NCO Primary Leadership Subjects
Paperwork and the Army
Soldiers commonly dislike and blame paperwork for many of the Army's ills. You
should understand why good writing is necessary to overcome this perception.
No organization as large as the Army can manage its affairs without written
directives and records. Even at the lowest echelons, most Army instructions are
written. This method ensures uniform and timely instructions reach all elements in
the chain of command. Army planners base their writing largely on written studies
and accumulated records of past operations.
Why do people resent such necessary paperwork? This table shows the three reasons.
There's a lot of
Most Army people are so busy they resent time spent reading a
mass of papers, which often seem to bear little relation to their
It's hard to
Readers must read and reread to make sure they get the
meaning. Even then, they may need explanations to determine
what is expected of them.
Many soldiers feel unqualified to prepare military
resent having to do something that they are not trained to do.
The amount of paperwork is not the problem. The real problem stems from poorly
written communications which do not transmit ideas clearly and succinctly.
Here is an example of a poorly written report:

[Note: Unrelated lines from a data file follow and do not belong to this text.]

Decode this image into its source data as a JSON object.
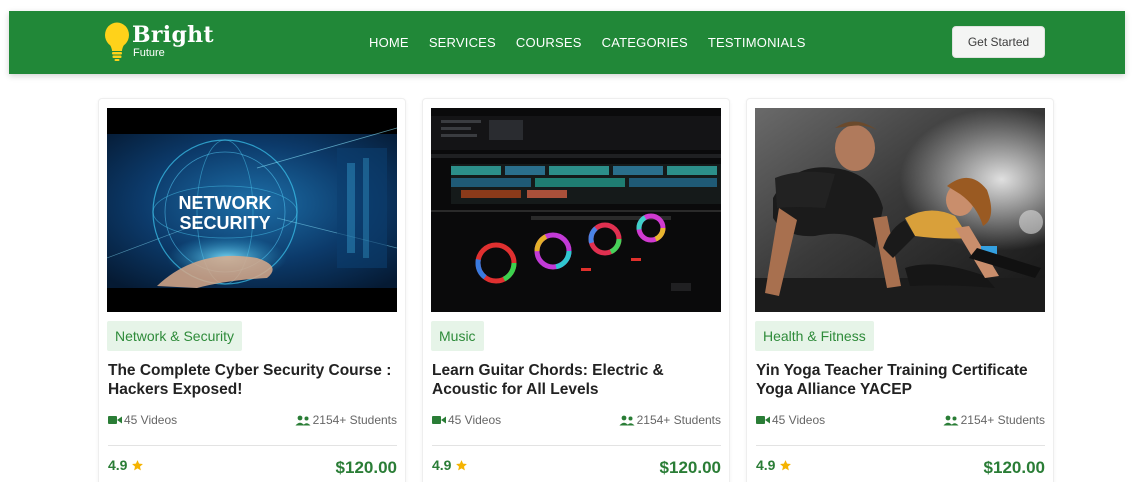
{
  "brand": {
    "name": "Bright",
    "subtitle": "Future"
  },
  "nav": {
    "items": [
      "HOME",
      "SERVICES",
      "COURSES",
      "CATEGORIES",
      "TESTIMONIALS"
    ],
    "cta_label": "Get Started"
  },
  "colors": {
    "nav_bg": "#218838",
    "accent_green": "#2a7d36",
    "tag_bg": "#e6f4e8",
    "star": "#f5b301",
    "bulb": "#ffd21a"
  },
  "courses": [
    {
      "category": "Network & Security",
      "title": "The Complete Cyber Security Course : Hackers Exposed!",
      "image_text": [
        "NETWORK",
        "SECURITY"
      ],
      "videos": "45 Videos",
      "students": "2154+ Students",
      "rating": "4.9",
      "price": "$120.00"
    },
    {
      "category": "Music",
      "title": "Learn Guitar Chords: Electric & Acoustic for All Levels",
      "videos": "45 Videos",
      "students": "2154+ Students",
      "rating": "4.9",
      "price": "$120.00"
    },
    {
      "category": "Health & Fitness",
      "title": "Yin Yoga Teacher Training Certificate Yoga Alliance YACEP",
      "videos": "45 Videos",
      "students": "2154+ Students",
      "rating": "4.9",
      "price": "$120.00"
    }
  ],
  "icons": {
    "logo": "lightbulb-icon",
    "videos": "video-camera-icon",
    "students": "users-icon",
    "rating": "star-icon"
  }
}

"Certain provisions incorporated into the laws enacted by Congress (such as the
Missing Persons Act) necessitate the making of determinations of status by the
Secretary of the Army in cases involving missing, and missing in action persons, and
such determinations are contingent upon complete knowledge of all known facts and
circumstances surrounding such casualties."
Continued on next page